Data items:
::::::
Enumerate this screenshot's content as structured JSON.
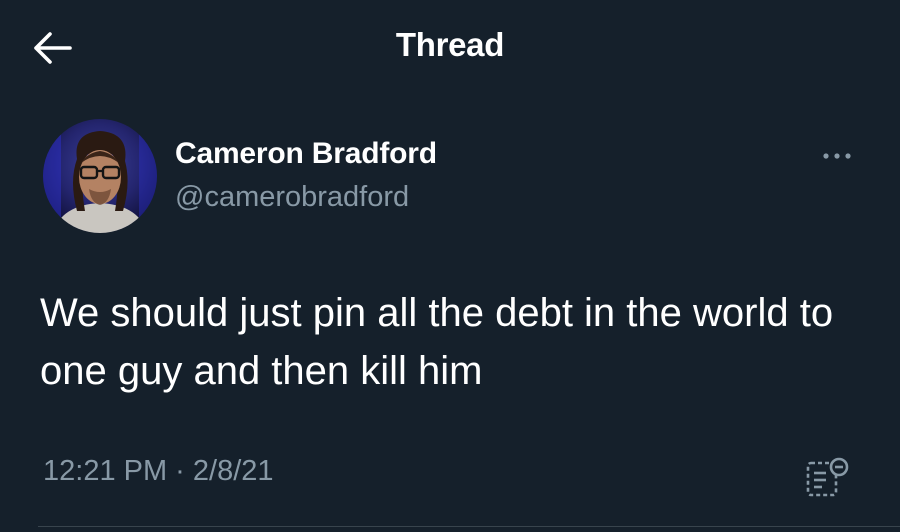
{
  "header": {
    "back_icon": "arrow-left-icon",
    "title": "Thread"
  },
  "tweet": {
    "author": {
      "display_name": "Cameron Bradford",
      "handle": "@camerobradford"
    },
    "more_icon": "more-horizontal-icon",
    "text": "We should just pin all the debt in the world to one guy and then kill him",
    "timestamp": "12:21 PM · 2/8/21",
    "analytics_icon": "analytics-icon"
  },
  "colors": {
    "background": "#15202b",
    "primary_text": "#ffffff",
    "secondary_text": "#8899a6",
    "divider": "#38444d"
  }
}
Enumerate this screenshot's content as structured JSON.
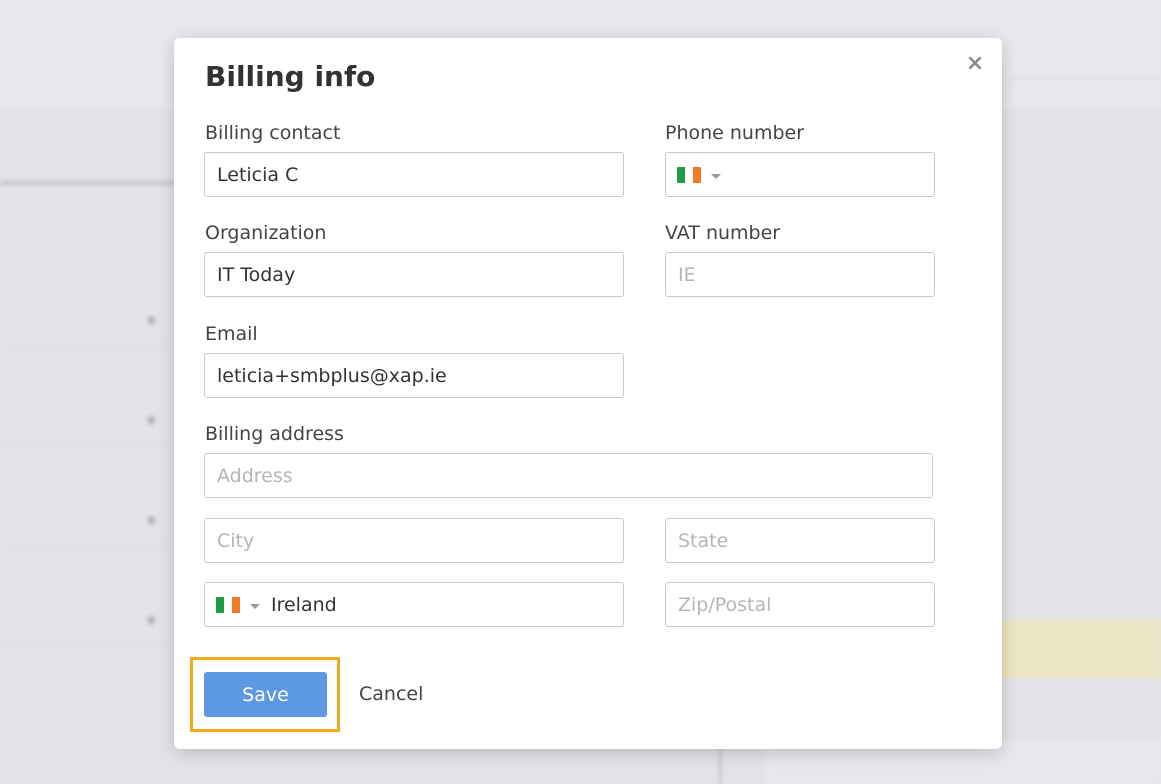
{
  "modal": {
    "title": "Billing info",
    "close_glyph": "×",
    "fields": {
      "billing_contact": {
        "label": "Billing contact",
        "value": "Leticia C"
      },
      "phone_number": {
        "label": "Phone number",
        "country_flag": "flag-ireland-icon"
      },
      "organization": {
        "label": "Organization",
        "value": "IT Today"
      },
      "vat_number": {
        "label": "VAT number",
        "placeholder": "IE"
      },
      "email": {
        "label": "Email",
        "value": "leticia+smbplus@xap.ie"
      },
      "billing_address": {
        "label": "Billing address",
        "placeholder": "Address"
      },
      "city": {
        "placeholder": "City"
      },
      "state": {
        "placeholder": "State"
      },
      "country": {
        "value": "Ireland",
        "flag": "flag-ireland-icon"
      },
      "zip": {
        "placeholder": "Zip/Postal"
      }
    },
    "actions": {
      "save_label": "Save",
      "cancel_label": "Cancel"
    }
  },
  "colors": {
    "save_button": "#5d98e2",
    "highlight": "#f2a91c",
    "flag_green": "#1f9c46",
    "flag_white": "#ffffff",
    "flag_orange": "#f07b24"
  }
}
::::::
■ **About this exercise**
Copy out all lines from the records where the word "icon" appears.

■ **Task output**
    "back_icon": "arrow-left-icon",
    "more_icon": "more-horizontal-icon",
    "analytics_icon": "analytics-icon"
        "country_flag": "flag-ireland-icon"
        "flag": "flag-ireland-icon"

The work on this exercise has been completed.